“I feel like it makes me a better person,” said Andrew Zernovoj, who started CrossFit by his old home in Virginia after seeing the popular “Fight Gone Bad” workout done at a festival in 2011. “I feel like I need that spirit, that fire. I played football in college [at Gallaudet] and I like being involved in sports. So, wow, CrossFit itself has really changed my personality, my spirit, who I am as a person.”

Zernovoj, who competed on one of the scaled teams at the MAAC, is partially deaf and still communicates primarily through sign language. A budget analyst for the government, Zernovoj is an impressive strength athlete who squats north of 400-lb and convinced his wife, Katelyn, to give Ivy City a try in 2013.

hiarchy_2“I’m able to improve many areas of my life, socially, how I hang out and interact with members and friends. I’m able to improve my goals in life. Without CrossFit, I don’t know. I wouldn’t know what to do, really. It’s given me perks to keep going,” Zernovoj said through an interpreter. “One of the bigger reasons behind it is my family has a lot of health issues. And, because of that reason, CrossFit has helped me to understand their issues and help them out with that. And also myself, to become a more healthy person.

[It’s helped me] not being afraid of stepping out and doing new things. That’s one example. But business can be risky and stressful and maybe, if I didn’t do CrossFit, I would screw up at work often. Or, if I didn’t do CrossFit, I wouldn’t be able to have some release everyday from the stress. This is my place where I can do that.

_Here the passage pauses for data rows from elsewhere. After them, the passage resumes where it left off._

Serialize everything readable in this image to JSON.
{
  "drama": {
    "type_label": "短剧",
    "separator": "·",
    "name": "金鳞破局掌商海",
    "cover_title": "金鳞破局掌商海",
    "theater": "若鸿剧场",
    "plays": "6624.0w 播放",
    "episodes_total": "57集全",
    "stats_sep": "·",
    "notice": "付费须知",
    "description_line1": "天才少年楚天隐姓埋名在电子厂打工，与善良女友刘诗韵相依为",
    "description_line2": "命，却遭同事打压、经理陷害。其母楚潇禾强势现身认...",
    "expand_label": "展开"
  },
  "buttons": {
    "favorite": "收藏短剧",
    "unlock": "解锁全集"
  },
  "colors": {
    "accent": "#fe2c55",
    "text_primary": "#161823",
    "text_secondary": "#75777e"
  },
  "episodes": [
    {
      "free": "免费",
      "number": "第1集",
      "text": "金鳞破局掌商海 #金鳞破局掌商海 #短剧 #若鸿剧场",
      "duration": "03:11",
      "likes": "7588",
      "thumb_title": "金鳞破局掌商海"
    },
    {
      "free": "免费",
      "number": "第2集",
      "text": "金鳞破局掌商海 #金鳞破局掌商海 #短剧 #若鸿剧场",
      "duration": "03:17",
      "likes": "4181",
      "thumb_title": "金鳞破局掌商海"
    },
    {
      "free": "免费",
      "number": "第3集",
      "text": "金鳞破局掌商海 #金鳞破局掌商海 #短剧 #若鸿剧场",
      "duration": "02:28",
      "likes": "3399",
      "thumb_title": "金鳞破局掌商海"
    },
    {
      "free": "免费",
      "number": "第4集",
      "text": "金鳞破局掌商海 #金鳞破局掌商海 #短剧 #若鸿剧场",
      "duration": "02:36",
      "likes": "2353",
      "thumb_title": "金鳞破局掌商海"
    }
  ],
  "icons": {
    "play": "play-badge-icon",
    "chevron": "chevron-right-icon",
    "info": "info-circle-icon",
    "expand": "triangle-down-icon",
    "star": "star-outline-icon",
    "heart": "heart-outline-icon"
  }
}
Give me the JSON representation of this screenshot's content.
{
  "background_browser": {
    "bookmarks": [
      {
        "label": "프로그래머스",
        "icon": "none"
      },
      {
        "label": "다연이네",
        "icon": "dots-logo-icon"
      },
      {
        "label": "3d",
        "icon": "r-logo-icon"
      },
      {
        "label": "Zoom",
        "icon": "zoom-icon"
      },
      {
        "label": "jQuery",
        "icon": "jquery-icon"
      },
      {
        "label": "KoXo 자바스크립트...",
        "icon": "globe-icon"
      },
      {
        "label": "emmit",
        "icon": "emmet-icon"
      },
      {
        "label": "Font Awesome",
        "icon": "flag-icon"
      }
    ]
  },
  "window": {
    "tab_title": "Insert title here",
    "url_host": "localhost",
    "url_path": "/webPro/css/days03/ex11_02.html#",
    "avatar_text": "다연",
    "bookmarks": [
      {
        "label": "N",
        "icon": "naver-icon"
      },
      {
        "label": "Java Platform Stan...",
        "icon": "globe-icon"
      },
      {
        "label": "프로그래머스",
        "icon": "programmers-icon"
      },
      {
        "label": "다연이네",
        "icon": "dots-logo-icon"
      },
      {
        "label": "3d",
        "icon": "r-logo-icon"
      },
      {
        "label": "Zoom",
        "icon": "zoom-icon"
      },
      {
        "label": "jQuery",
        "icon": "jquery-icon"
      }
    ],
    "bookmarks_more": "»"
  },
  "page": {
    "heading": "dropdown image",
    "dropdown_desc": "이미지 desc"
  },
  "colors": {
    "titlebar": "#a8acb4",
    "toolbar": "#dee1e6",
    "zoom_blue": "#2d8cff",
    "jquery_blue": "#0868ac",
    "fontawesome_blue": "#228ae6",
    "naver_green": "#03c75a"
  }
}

CrossFit, it’s perfect.”

Zernovoj said he kept things simple at first when approaching and interacting with Ivy City’s hearing athletes and, while awkward at first, the group is now just one community.

“Those who are not aware of deaf people or deaf athletes they realize it’s not that hard to communicate, it’s not that hard to be social,” Andrew’s wife, Katelyn said. “It’s pretty simple.”

Katelyn, who got back into CrossFit two weeks after giving birthday in early May, is cleared to do everything on the agenda on this Wednesday afternoon at Ivy City. She does heavy back squats, working toward a three-rep max, 10 minutes of the benchmark “Cindy” and a mile run with no evidence —besides her joking before the workout— of being remotely out of shape.

No part of this workout was nearly as tough as doing the CrossFit Open pregnant, which required Andrew and other members scheming up ways for Katelyn to modify pushups with a very pregnant stomach. The solution —to have her perform them on boxes with a big hole in the middle— enabled her to keep competing and encompasses everything Hierarchy’s deaf athletes are about.

“I’ll always find a way, always,” Katelyn said. “I don’t like excuses. I’m pregnant, doesn’t matter. [I get it done] no matter what.”
It’s that kind of attitude that continues to amaze people like Kua-Nachor and Bald.

“That was what spoke up to me at the very beginning- deafness is not a disability,” Bald said. “Do they experience the world differently? Yes, but it’s not a disability. You can’t watch these athletes and think they are any different than a hearing person. You can’t say they have a disability, they go about their lives 100 percent normally. That’s the thing that’s kind of cool about CrossFit. It levels their playing field. It focuses on their abilities, not on their disabilities. They just want to lift heavy shit and hang out with their friends.”


All pictures courtesy of CrossFit Hierarchy.